Our homeschooling curriculum is as much about academics as it is about growth.
We are now a few months into our second year of home learning and we have adopted a routine that flows each day. Our mornings are slow, with time for sleeping-in and read-alouds. Our topics and projects reflect the energy, inspiration, and mood of the day. Phonics, math and writing are on our daily “feel good” list, and we always go deep down the bunny holes for our social studies and science. We may only do these subjects once or twice a week, but sometimes they can consume an entire day. Working to completion of an assignment or project without interruption is the one thing our girls both love about this style of learning.
Our homeschool board offers Socratic dialog classes which both girls are taking this term. We are doing a deep dive into Narnia and exploring classic horse and dog literature. There’s something about witnessing kids discuss topics in a quest for truth and beauty that gives me great hope for the future.
Looking ahead with optimism and curiosity.
Now that we have a year under our belt, we have a routine that works for us. I anticipate that we will continue to spend long hours bringing our learning outside throughout the winter, and the girls have identified projects they’d like to undertake for some of their key subjects. Both girls have also chosen a list of online classes they’re interested in to support their curiosities. Most of all we are going to continue to play. Sometimes I feel as though I learn just as much as they do when I watch the girls create and make-believe together.
What I’ve learned as a rookie homeschool mom.
I discovered quickly that being homeschooling parent is less about stepping into a stereotypical “teacher” role and standing beside my girls as their witness and guide.
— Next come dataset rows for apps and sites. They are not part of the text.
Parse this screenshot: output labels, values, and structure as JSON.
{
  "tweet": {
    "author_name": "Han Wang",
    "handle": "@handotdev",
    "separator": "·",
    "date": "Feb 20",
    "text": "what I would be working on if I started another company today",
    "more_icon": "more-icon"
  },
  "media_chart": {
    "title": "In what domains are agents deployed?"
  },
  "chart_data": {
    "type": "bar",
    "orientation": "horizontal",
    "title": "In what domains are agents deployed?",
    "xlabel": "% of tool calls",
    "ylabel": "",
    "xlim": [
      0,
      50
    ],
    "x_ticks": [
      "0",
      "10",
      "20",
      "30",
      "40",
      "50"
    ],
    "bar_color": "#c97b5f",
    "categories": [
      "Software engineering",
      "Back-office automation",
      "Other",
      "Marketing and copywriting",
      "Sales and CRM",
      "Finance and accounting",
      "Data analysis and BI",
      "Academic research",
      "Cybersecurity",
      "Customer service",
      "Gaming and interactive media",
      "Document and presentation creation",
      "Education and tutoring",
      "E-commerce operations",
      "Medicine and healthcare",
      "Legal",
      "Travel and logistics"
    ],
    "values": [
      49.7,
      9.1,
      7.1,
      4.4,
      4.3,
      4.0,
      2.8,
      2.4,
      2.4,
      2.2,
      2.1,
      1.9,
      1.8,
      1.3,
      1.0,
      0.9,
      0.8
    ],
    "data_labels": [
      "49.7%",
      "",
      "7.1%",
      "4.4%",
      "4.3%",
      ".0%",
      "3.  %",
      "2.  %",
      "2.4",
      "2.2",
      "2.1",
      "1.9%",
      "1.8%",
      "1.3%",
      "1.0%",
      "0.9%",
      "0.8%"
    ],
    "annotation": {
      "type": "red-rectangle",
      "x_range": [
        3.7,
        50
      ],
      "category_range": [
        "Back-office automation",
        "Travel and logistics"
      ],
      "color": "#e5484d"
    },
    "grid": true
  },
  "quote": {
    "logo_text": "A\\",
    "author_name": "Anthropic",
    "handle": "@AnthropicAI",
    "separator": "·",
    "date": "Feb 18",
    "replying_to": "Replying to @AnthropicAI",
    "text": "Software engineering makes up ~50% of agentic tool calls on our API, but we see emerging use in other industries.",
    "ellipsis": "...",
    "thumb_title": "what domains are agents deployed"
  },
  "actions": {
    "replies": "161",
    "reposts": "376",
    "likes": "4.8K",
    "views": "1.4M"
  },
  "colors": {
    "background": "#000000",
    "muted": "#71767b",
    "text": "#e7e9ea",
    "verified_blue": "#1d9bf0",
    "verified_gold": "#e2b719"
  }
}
Sure, I can answer their calls for help on topics, and I spend daily time helping them discover new things in their core subjects. I even watch a lot of math tutorial videos! But the moment I shed the expectation that I had to "teach" the girls everything changed. Our home life and the overall flow of our family shifted into one of deeper connection and simplicity. Household chores are as important to curriculum as long division, as far as I’m concerned. And the girls have reminded me day after day that it’s not school. It’s learning. And we all love to learn new things, don’t we?
Are you curious about homeschooling?
Do you ever question whether or not you could do it? I’m here to tell you that you can. You will be amazing. And your children will show you what they need.